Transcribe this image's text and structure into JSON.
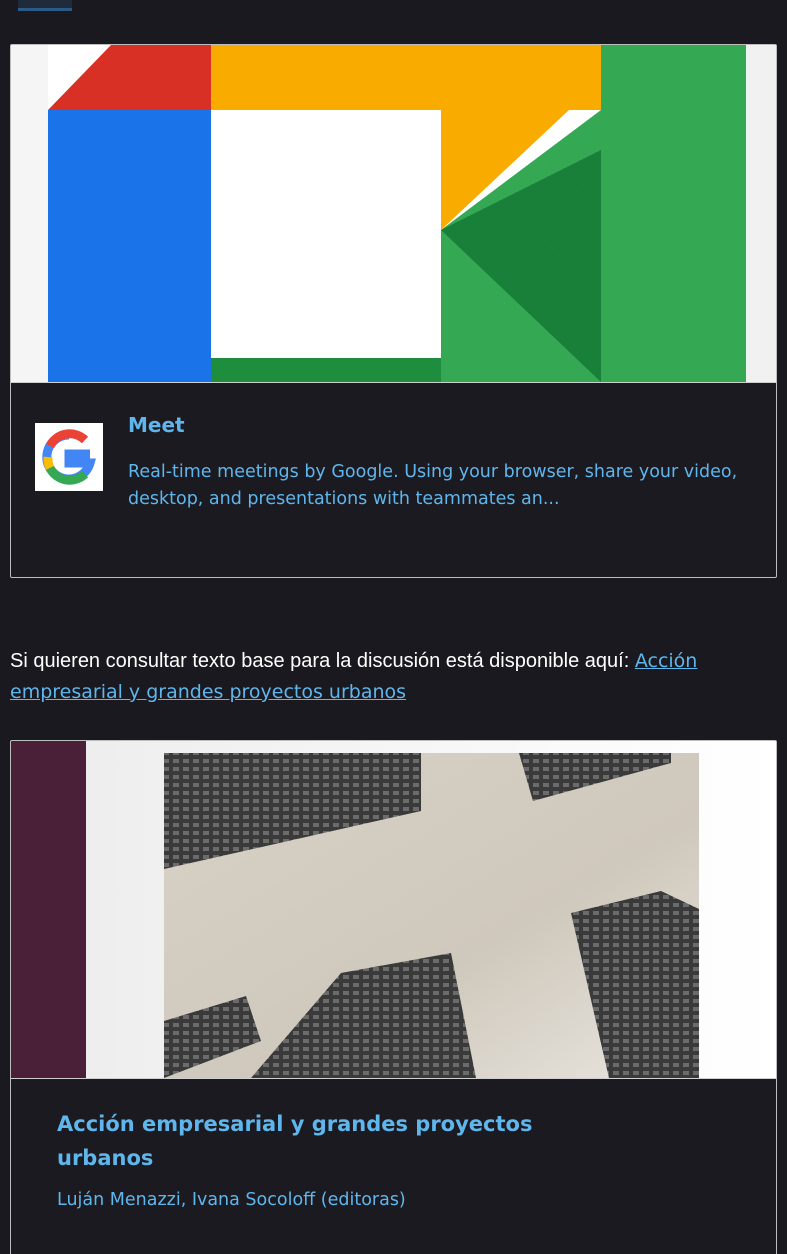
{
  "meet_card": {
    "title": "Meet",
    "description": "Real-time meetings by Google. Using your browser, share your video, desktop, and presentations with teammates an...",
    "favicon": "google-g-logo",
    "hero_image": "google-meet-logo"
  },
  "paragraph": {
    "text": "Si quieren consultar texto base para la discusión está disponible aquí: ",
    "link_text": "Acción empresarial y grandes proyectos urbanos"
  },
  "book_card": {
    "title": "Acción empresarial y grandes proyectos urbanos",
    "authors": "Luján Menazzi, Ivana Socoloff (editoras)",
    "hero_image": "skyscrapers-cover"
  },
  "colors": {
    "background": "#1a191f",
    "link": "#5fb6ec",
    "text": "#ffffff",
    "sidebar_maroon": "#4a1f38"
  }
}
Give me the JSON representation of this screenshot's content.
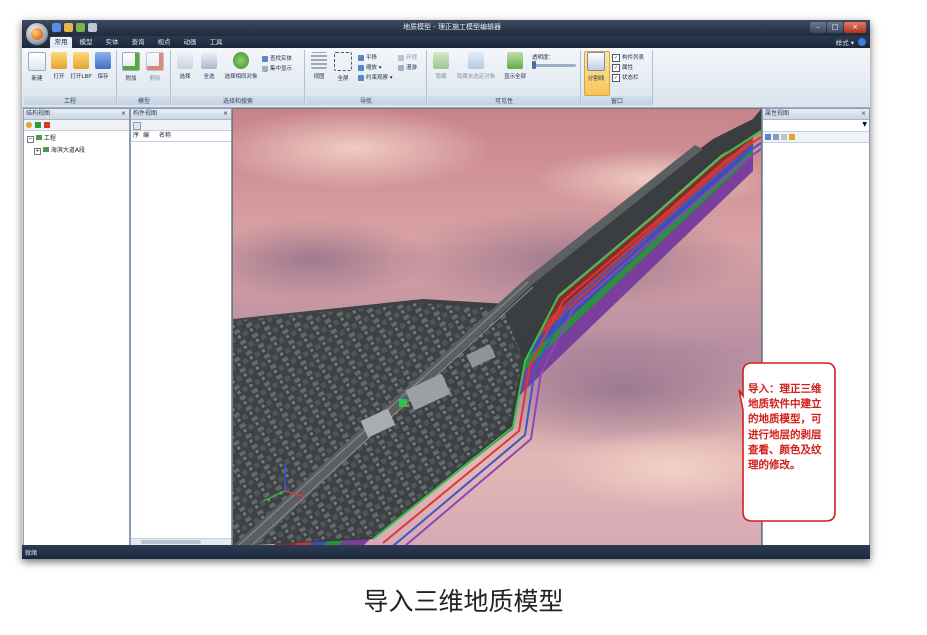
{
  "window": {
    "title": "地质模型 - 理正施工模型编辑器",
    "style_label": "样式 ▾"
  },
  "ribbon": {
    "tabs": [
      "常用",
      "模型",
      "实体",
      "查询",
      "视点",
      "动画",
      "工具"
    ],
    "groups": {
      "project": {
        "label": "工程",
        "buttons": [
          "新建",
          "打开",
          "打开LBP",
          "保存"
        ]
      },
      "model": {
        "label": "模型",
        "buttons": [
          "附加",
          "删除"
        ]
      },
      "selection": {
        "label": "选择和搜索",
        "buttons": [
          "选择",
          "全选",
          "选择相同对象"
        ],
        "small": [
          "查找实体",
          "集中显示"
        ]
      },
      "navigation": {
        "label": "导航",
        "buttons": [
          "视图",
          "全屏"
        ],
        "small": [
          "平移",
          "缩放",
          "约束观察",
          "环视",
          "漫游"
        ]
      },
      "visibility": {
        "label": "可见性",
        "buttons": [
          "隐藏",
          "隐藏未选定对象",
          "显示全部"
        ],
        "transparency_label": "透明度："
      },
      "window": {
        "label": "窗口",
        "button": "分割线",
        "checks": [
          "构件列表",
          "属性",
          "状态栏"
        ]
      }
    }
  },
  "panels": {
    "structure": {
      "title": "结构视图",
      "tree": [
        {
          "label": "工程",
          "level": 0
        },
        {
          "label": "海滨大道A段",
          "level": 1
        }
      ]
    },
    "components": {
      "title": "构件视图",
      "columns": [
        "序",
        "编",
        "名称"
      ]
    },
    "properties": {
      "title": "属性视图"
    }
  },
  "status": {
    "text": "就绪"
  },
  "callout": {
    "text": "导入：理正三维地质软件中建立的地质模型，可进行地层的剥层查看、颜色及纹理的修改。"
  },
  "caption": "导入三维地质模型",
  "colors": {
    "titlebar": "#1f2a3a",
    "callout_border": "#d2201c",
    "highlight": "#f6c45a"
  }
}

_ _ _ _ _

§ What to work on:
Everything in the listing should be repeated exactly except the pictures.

§ Finished exercise:
Transcribe this image's text and structure into JSON.
{
  "meet_card": {
    "title": "Meet",
    "description": "Real-time meetings by Google. Using your browser, share your video, desktop, and presentations with teammates an...",
    "favicon": "google-g-logo",
    "hero_image": "google-meet-logo"
  },
  "paragraph": {
    "text": "Si quieren consultar texto base para la discusión está disponible aquí: ",
    "link_text": "Acción empresarial y grandes proyectos urbanos"
  },
  "book_card": {
    "title": "Acción empresarial y grandes proyectos urbanos",
    "authors": "Luján Menazzi, Ivana Socoloff (editoras)",
    "hero_image": "skyscrapers-cover"
  },
  "colors": {
    "background": "#1a191f",
    "link": "#5fb6ec",
    "text": "#ffffff",
    "sidebar_maroon": "#4a1f38"
  }
}
Give me the JSON representation of this screenshot's content.
{
  "window": {
    "title": "地质模型 - 理正施工模型编辑器",
    "style_label": "样式 ▾"
  },
  "ribbon": {
    "tabs": [
      "常用",
      "模型",
      "实体",
      "查询",
      "视点",
      "动画",
      "工具"
    ],
    "groups": {
      "project": {
        "label": "工程",
        "buttons": [
          "新建",
          "打开",
          "打开LBP",
          "保存"
        ]
      },
      "model": {
        "label": "模型",
        "buttons": [
          "附加",
          "删除"
        ]
      },
      "selection": {
        "label": "选择和搜索",
        "buttons": [
          "选择",
          "全选",
          "选择相同对象"
        ],
        "small": [
          "查找实体",
          "集中显示"
        ]
      },
      "navigation": {
        "label": "导航",
        "buttons": [
          "视图",
          "全屏"
        ],
        "small": [
          "平移",
          "缩放",
          "约束观察",
          "环视",
          "漫游"
        ]
      },
      "visibility": {
        "label": "可见性",
        "buttons": [
          "隐藏",
          "隐藏未选定对象",
          "显示全部"
        ],
        "transparency_label": "透明度："
      },
      "window": {
        "label": "窗口",
        "button": "分割线",
        "checks": [
          "构件列表",
          "属性",
          "状态栏"
        ]
      }
    }
  },
  "panels": {
    "structure": {
      "title": "结构视图",
      "tree": [
        {
          "label": "工程",
          "level": 0
        },
        {
          "label": "海滨大道A段",
          "level": 1
        }
      ]
    },
    "components": {
      "title": "构件视图",
      "columns": [
        "序",
        "编",
        "名称"
      ]
    },
    "properties": {
      "title": "属性视图"
    }
  },
  "status": {
    "text": "就绪"
  },
  "callout": {
    "text": "导入：理正三维地质软件中建立的地质模型，可进行地层的剥层查看、颜色及纹理的修改。"
  },
  "caption": "导入三维地质模型",
  "colors": {
    "titlebar": "#1f2a3a",
    "callout_border": "#d2201c",
    "highlight": "#f6c45a"
  }
}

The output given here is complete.